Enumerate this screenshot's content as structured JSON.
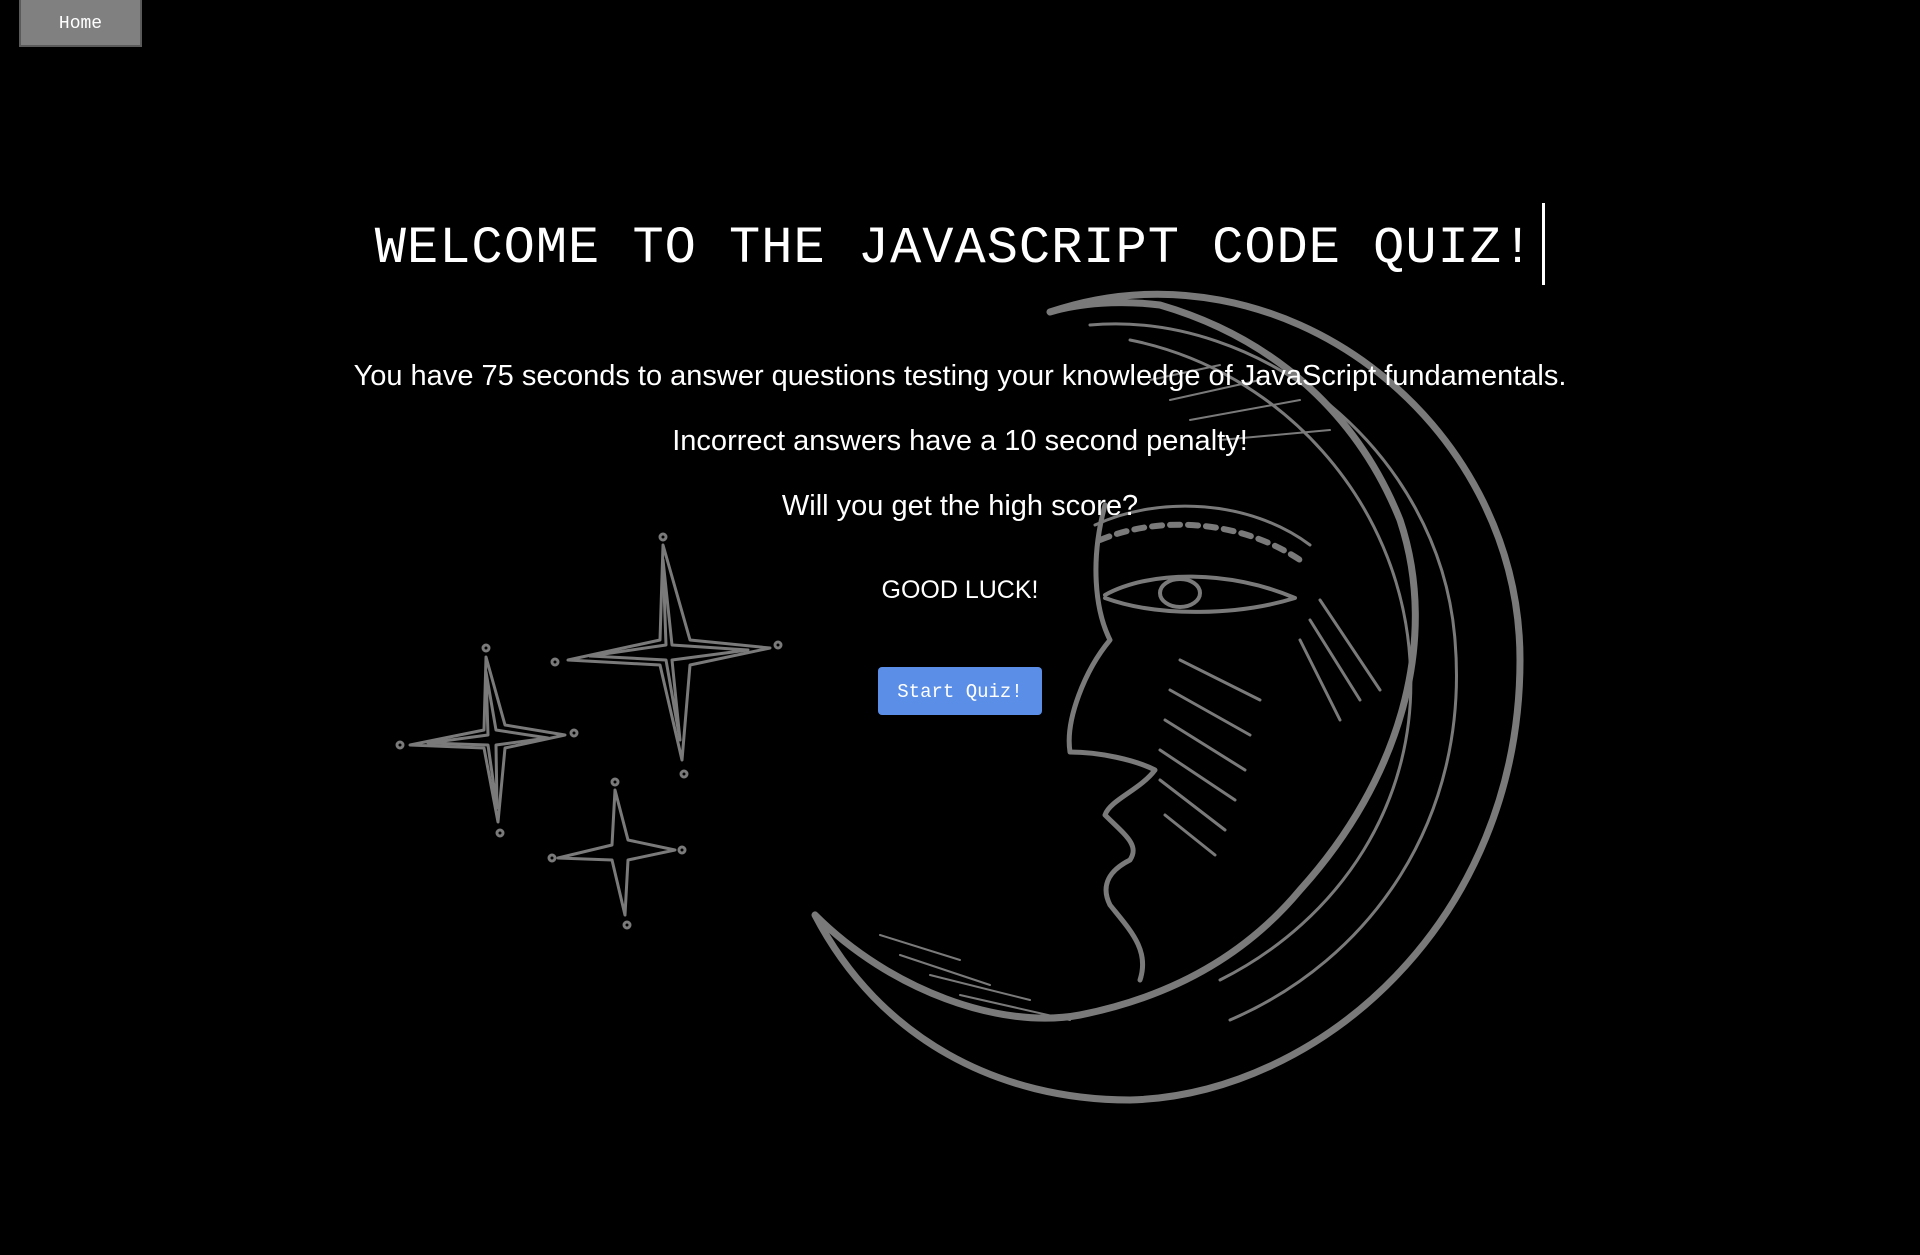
{
  "nav": {
    "home_label": "Home"
  },
  "intro": {
    "title": "WELCOME TO THE JAVASCRIPT CODE QUIZ!",
    "line1": "You have 75 seconds to answer questions testing your knowledge of JavaScript fundamentals.",
    "line2": "Incorrect answers have a 10 second penalty!",
    "line3": "Will you get the high score?",
    "good_luck": "GOOD LUCK!",
    "start_label": "Start Quiz!"
  },
  "illustration": {
    "icons": [
      "crescent-moon-face-icon",
      "star-icon"
    ]
  },
  "colors": {
    "background": "#000000",
    "text": "#ffffff",
    "home_button": "#808080",
    "start_button": "#5b8ee6",
    "illustration": "#7a7a7a"
  }
}
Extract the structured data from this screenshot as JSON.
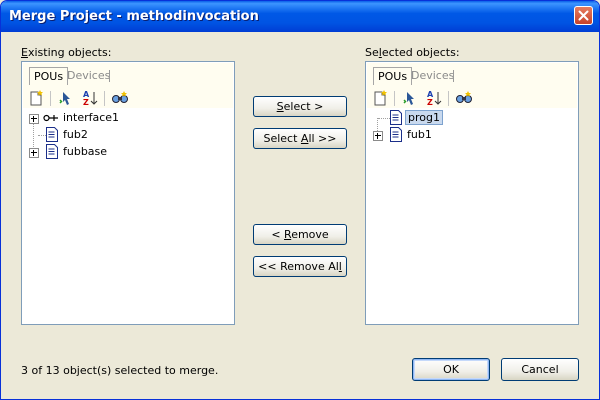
{
  "window": {
    "title": "Merge Project - methodinvocation",
    "close_label": "×"
  },
  "left_panel": {
    "label_first": "E",
    "label_rest": "xisting objects:",
    "tabs": [
      {
        "label": "POUs",
        "active": true
      },
      {
        "label": "Devices",
        "active": false
      }
    ],
    "toolbar_icons": [
      "new-object-icon",
      "properties-icon",
      "sort-az-icon",
      "find-icon"
    ],
    "items": [
      {
        "label": "interface1",
        "icon": "interface-icon",
        "expandable": true
      },
      {
        "label": "fub2",
        "icon": "pou-document-icon",
        "expandable": false
      },
      {
        "label": "fubbase",
        "icon": "pou-document-icon",
        "expandable": true
      }
    ]
  },
  "right_panel": {
    "label_pre": "Se",
    "label_u": "l",
    "label_post": "ected objects:",
    "tabs": [
      {
        "label": "POUs",
        "active": true
      },
      {
        "label": "Devices",
        "active": false
      }
    ],
    "items": [
      {
        "label": "prog1",
        "icon": "pou-document-icon",
        "expandable": false,
        "selected": true
      },
      {
        "label": "fub1",
        "icon": "pou-document-icon",
        "expandable": true,
        "selected": false
      }
    ]
  },
  "buttons": {
    "select_u": "S",
    "select_rest": "elect >",
    "select_all_pre": "Select ",
    "select_all_u": "A",
    "select_all_post": "ll >>",
    "remove_pre": "< ",
    "remove_u": "R",
    "remove_post": "emove",
    "remove_all_pre": "<< Remove Al",
    "remove_all_u": "l",
    "ok": "OK",
    "cancel": "Cancel"
  },
  "status": "3 of 13 object(s) selected to merge.",
  "colors": {
    "titlebar": "#0054e3",
    "dialog_bg": "#ece9d8",
    "border": "#7f9db9",
    "selection": "#c9d9ee"
  }
}
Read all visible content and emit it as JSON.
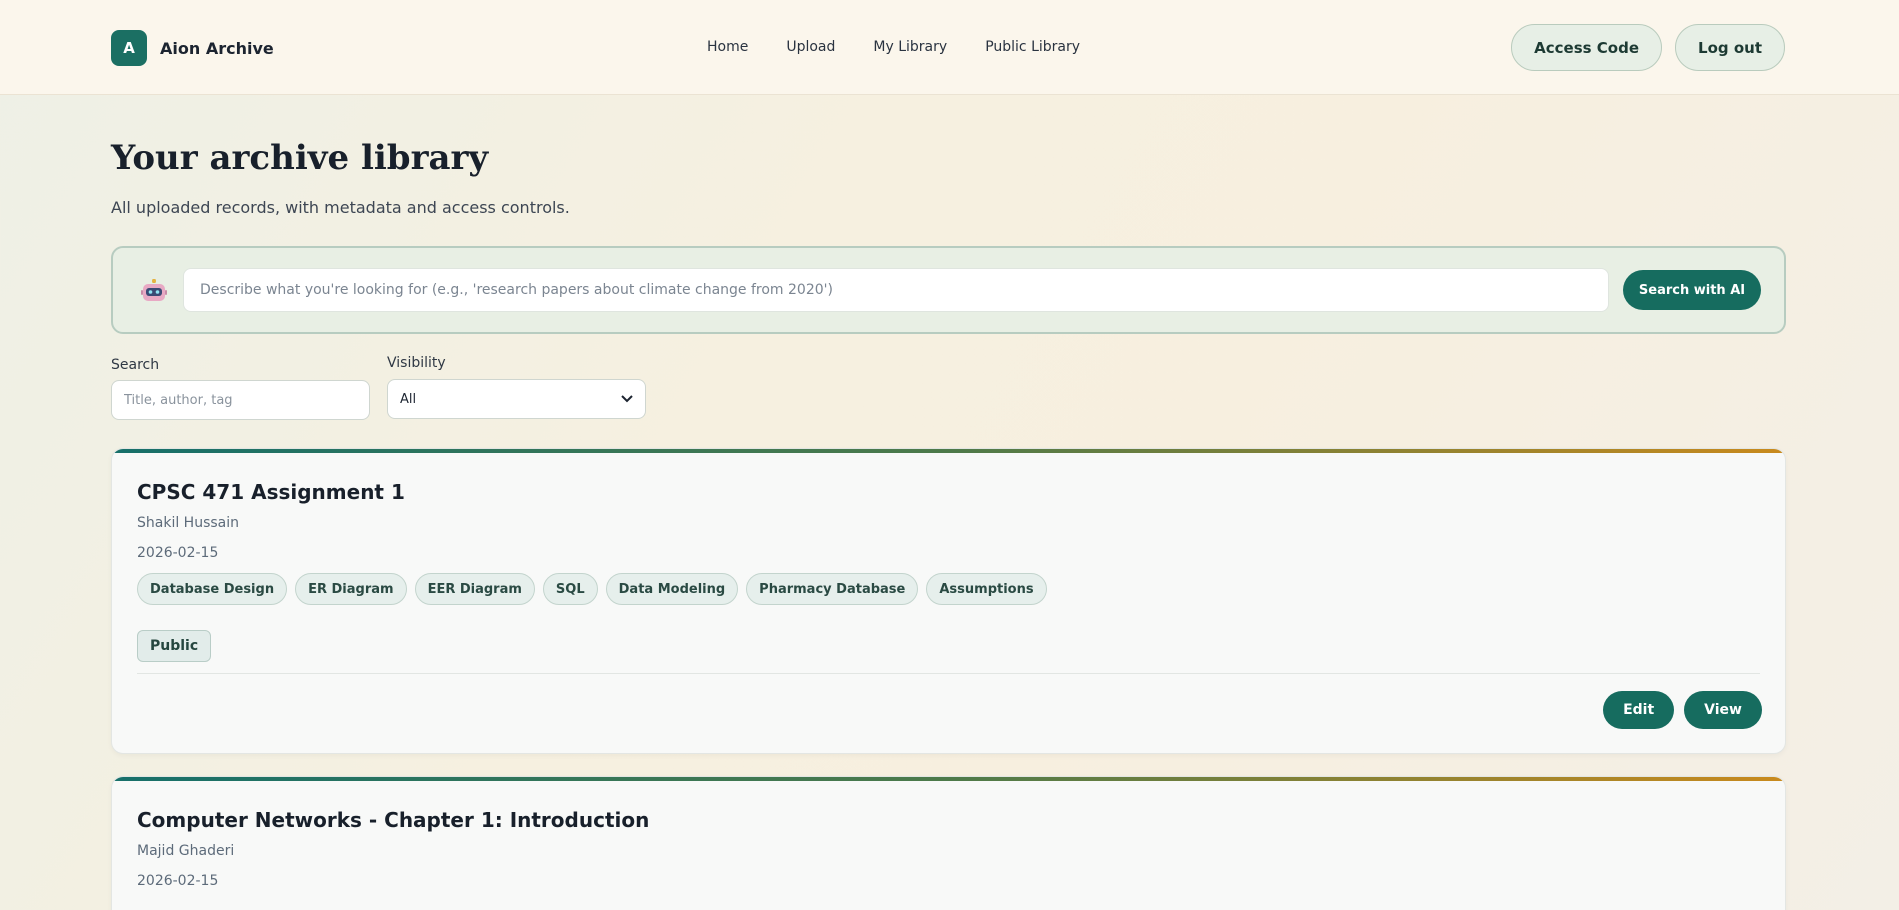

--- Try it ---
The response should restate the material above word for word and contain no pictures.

--- Answer to the exercise ---
Enumerate this screenshot's content as structured JSON.
{
  "nav": {
    "home_label": "Home"
  },
  "intro": {
    "title": "WELCOME TO THE JAVASCRIPT CODE QUIZ!",
    "line1": "You have 75 seconds to answer questions testing your knowledge of JavaScript fundamentals.",
    "line2": "Incorrect answers have a 10 second penalty!",
    "line3": "Will you get the high score?",
    "good_luck": "GOOD LUCK!",
    "start_label": "Start Quiz!"
  },
  "illustration": {
    "icons": [
      "crescent-moon-face-icon",
      "star-icon"
    ]
  },
  "colors": {
    "background": "#000000",
    "text": "#ffffff",
    "home_button": "#808080",
    "start_button": "#5b8ee6",
    "illustration": "#7a7a7a"
  }
}
Extract the structured data from this screenshot as JSON.
{
  "window": {
    "title": "Merge Project - methodinvocation",
    "close_label": "×"
  },
  "left_panel": {
    "label_first": "E",
    "label_rest": "xisting objects:",
    "tabs": [
      {
        "label": "POUs",
        "active": true
      },
      {
        "label": "Devices",
        "active": false
      }
    ],
    "toolbar_icons": [
      "new-object-icon",
      "properties-icon",
      "sort-az-icon",
      "find-icon"
    ],
    "items": [
      {
        "label": "interface1",
        "icon": "interface-icon",
        "expandable": true
      },
      {
        "label": "fub2",
        "icon": "pou-document-icon",
        "expandable": false
      },
      {
        "label": "fubbase",
        "icon": "pou-document-icon",
        "expandable": true
      }
    ]
  },
  "right_panel": {
    "label_pre": "Se",
    "label_u": "l",
    "label_post": "ected objects:",
    "tabs": [
      {
        "label": "POUs",
        "active": true
      },
      {
        "label": "Devices",
        "active": false
      }
    ],
    "items": [
      {
        "label": "prog1",
        "icon": "pou-document-icon",
        "expandable": false,
        "selected": true
      },
      {
        "label": "fub1",
        "icon": "pou-document-icon",
        "expandable": true,
        "selected": false
      }
    ]
  },
  "buttons": {
    "select_u": "S",
    "select_rest": "elect >",
    "select_all_pre": "Select ",
    "select_all_u": "A",
    "select_all_post": "ll >>",
    "remove_pre": "< ",
    "remove_u": "R",
    "remove_post": "emove",
    "remove_all_pre": "<< Remove Al",
    "remove_all_u": "l",
    "ok": "OK",
    "cancel": "Cancel"
  },
  "status": "3 of 13 object(s) selected to merge.",
  "colors": {
    "titlebar": "#0054e3",
    "dialog_bg": "#ece9d8",
    "border": "#7f9db9",
    "selection": "#c9d9ee"
  }
}
Read all visible content and emit it as JSON.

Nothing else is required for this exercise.